The study also found that "green" diesel made through the same process reduces CO2 emissions by 80%.
"This peer-reviewed analysis proves what we've known for a long time — that camelina is an ideal feedstock for renewable jet fuel," said Scott Johnson, president of Sustainable Oils. "The peer-review process demonstrates without a doubt the significant CO2 reductions that camelina-based jet fuel offers. Our airline and military partners can be even more confident about the benefits of using camelina-based fuels."
The research, in collaboration with UOP, a Honeywell company, was conducted at Michigan Tech University, a leading research university.
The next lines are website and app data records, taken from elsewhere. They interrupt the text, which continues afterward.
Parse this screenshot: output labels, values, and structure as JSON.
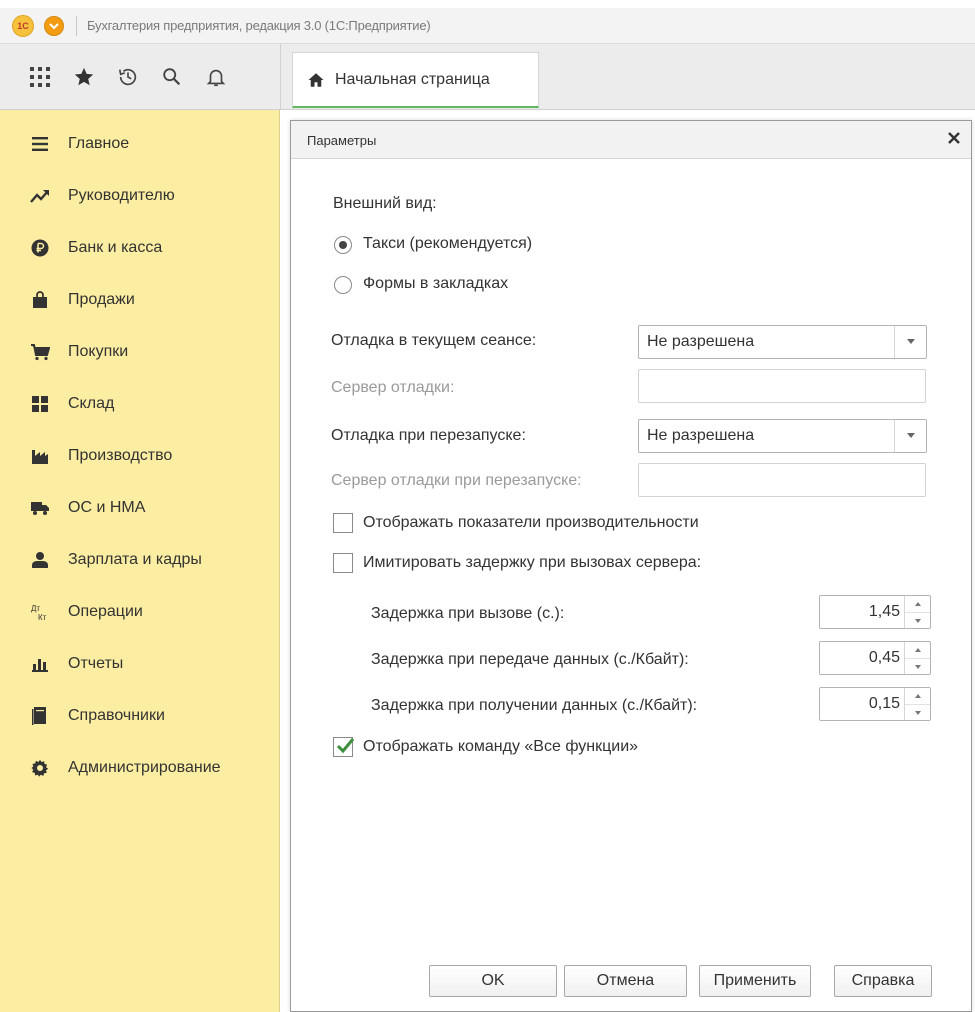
{
  "window": {
    "title": "Бухгалтерия предприятия, редакция 3.0  (1С:Предприятие)",
    "logo_text": "1С"
  },
  "toolbar": {
    "icons": [
      "apps-grid-icon",
      "star-icon",
      "history-icon",
      "search-icon",
      "bell-icon"
    ],
    "home_tab_label": "Начальная страница"
  },
  "sidebar": {
    "items": [
      {
        "label": "Главное",
        "icon": "menu-lines-icon"
      },
      {
        "label": "Руководителю",
        "icon": "trend-icon"
      },
      {
        "label": "Банк и касса",
        "icon": "ruble-icon"
      },
      {
        "label": "Продажи",
        "icon": "bag-icon"
      },
      {
        "label": "Покупки",
        "icon": "cart-icon"
      },
      {
        "label": "Склад",
        "icon": "warehouse-icon"
      },
      {
        "label": "Производство",
        "icon": "factory-icon"
      },
      {
        "label": "ОС и НМА",
        "icon": "truck-icon"
      },
      {
        "label": "Зарплата и кадры",
        "icon": "person-icon"
      },
      {
        "label": "Операции",
        "icon": "dt-kt-icon"
      },
      {
        "label": "Отчеты",
        "icon": "bar-chart-icon"
      },
      {
        "label": "Справочники",
        "icon": "books-icon"
      },
      {
        "label": "Администрирование",
        "icon": "gear-icon"
      }
    ]
  },
  "dialog": {
    "title": "Параметры",
    "appearance_label": "Внешний вид:",
    "radio_taxi": "Такси (рекомендуется)",
    "radio_tabs": "Формы в закладках",
    "debug_session_label": "Отладка в текущем сеансе:",
    "debug_session_value": "Не разрешена",
    "debug_server_label": "Сервер отладки:",
    "debug_restart_label": "Отладка при перезапуске:",
    "debug_restart_value": "Не разрешена",
    "debug_restart_server_label": "Сервер отладки при перезапуске:",
    "show_perf_label": "Отображать показатели производительности",
    "simulate_delay_label": "Имитировать задержку при вызовах сервера:",
    "delay_call_label": "Задержка при вызове (с.):",
    "delay_call_value": "1,45",
    "delay_send_label": "Задержка при передаче данных (с./Кбайт):",
    "delay_send_value": "0,45",
    "delay_recv_label": "Задержка при получении данных (с./Кбайт):",
    "delay_recv_value": "0,15",
    "all_functions_label": "Отображать команду «Все функции»",
    "ok_button": "OK",
    "cancel_button": "Отмена",
    "apply_button": "Применить",
    "help_button": "Справка"
  }
}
The study was based on camelina grown in Montana and processed into biojet fuel using UOP hydroprocessing technology.
Camelina-based biojet fuel is well-positioned, the company said, to be the renewable fuel of choice for airlines and the US military once the American Society for Testing and Materials (ASTM) approves a specification for renewable jet fuel, known as Hydrotreated Renewable Jet (HRJ). The standard is expected to be fully approved in 2011.